It appears Vikings coach Brad Childress has decided that might not have been the best thing. Entering his second year as a head coach, Childress appears to have pulled back — at least when it comes to the schedule.
The Vikings, who train in Mankato, Minn., released a schedule that includes single afternoon practices on two Sundays (July 29 and Aug. 12) and single home-and-home evening practices against Kansas City on Aug. 3-4. The Vikings will then be off on Aug. 5.
In addition, there will be four practice days on which the afternoon workout will be exclusively for special teams.
Another change Childress has made from a year ago is to have everyone report on the same day. Last year, rookies and selected veterans came in three days before the rest of the team so they had extra practice time.
This time, the entire squad will report on July 25 and workouts will start two days later. Players are expected to go through their conditioning tests on July 26.
The practices with the Chiefs will be at 6:30 p.m. on Aug. 3 in Mankato and at 7 p.m. on Aug. 4 in River Falls, Wis. All the Mankato practices — except the one with Kansas City — will be open to the public at no charge.
The Vikings will play only one preseason game before heading to Winter Park. Minnesota's game against St. Louis at the Metrodome will be played on Aug. 10. After having the next day off, the Vikings will return to southern Minnesota for four days before breaking camp on Aug. 16.
Any threat that disgruntled cornerback Antoine Winfield might not show up for the start of training camp has been put to rest.
Winfield, who had been staying away from the Vikings' non-mandatory offseason workouts for reasons he refused to specify, has smoothed things over with coach Brad Childress.

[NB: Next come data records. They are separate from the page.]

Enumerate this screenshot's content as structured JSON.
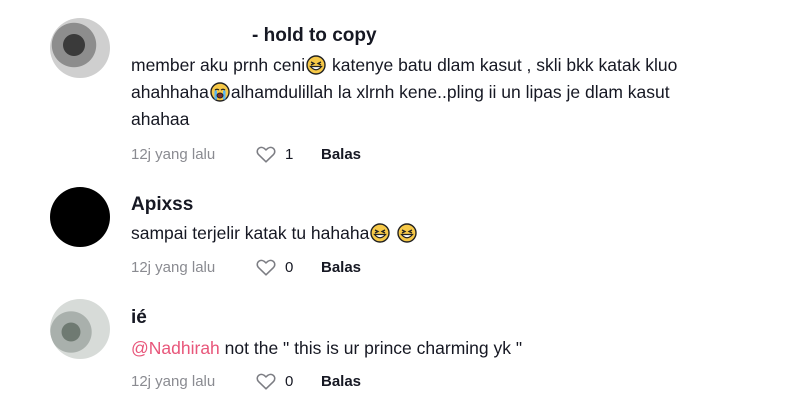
{
  "comments": [
    {
      "name": "- hold to copy",
      "line1a": "member aku prnh ceni",
      "line1b": " katenye batu dlam kasut , skli bkk katak kluo",
      "line2a": "ahahhaha",
      "line2b": "alhamdulillah la xlrnh kene..pling ii un lipas je dlam kasut",
      "line3": "ahahaa",
      "time": "12j yang lalu",
      "likes": "1",
      "reply": "Balas"
    },
    {
      "name": "Apixss",
      "line1": "sampai terjelir katak tu hahaha",
      "time": "12j yang lalu",
      "likes": "0",
      "reply": "Balas"
    },
    {
      "name": "ié",
      "mention": "@Nadhirah",
      "line1": " not the \" this is ur prince charming yk \"",
      "time": "12j yang lalu",
      "likes": "0",
      "reply": "Balas"
    }
  ],
  "icons": {
    "laugh": "grinning-squinting-face-icon",
    "cry": "loudly-crying-face-icon",
    "heart": "heart-outline-icon"
  },
  "colors": {
    "mention": "#e8567a",
    "meta": "#8a8b91",
    "text": "#161823"
  }
}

Winfield, in fact, agreed to show up for the final two days of organized team activities. (The veterans did not end up practicing in either case, going for a team-bonding activity on Monday and then being given the final day off.)
Winfield did attend the team's three-day mandatory minicamp this month and made it clear his problems with the organization had nothing to do with the $35 million, six-year contract he signed in 2004. Attempting to read between the lines, it became pretty obvious Winfield wasn't thrilled with the direction of the team and his relationship with Childress might not have been the best.
The latter issue was resolved through a series of discussions and correspondences between the two.
"The lines of communication are more open now," said Ashanti Webb, who serves as one of Winfield's agent. "Antoine is a quiet and reserved guy, and Brad was in his first year as coach last season. They both just needed to know how to communicate with each other. The main thing is they were able to build up a relationship over a certain amount of time, which is needed in the player-coach relationship."
Said Childress: "(Antoine has) had some personal things he's dealt with, but we're happy that we're moving on here. He's a talented veteran who puts his money where his mouth is on the playing field. Over the years, he's been a good player and a good leader."
QUOTE TO NOTE: "He's a good player. We know that. Is he going to be good right now as a starting NFL quarterback? We all want that. ... What we do know with Tarvaris — when he plays — is that you will see a much different player than in two games at the end of last season." — Vikings coach Brad Childress talking about second-year quarterback Tarvaris Jackson in an interview in the Minneapolis Star Tribune.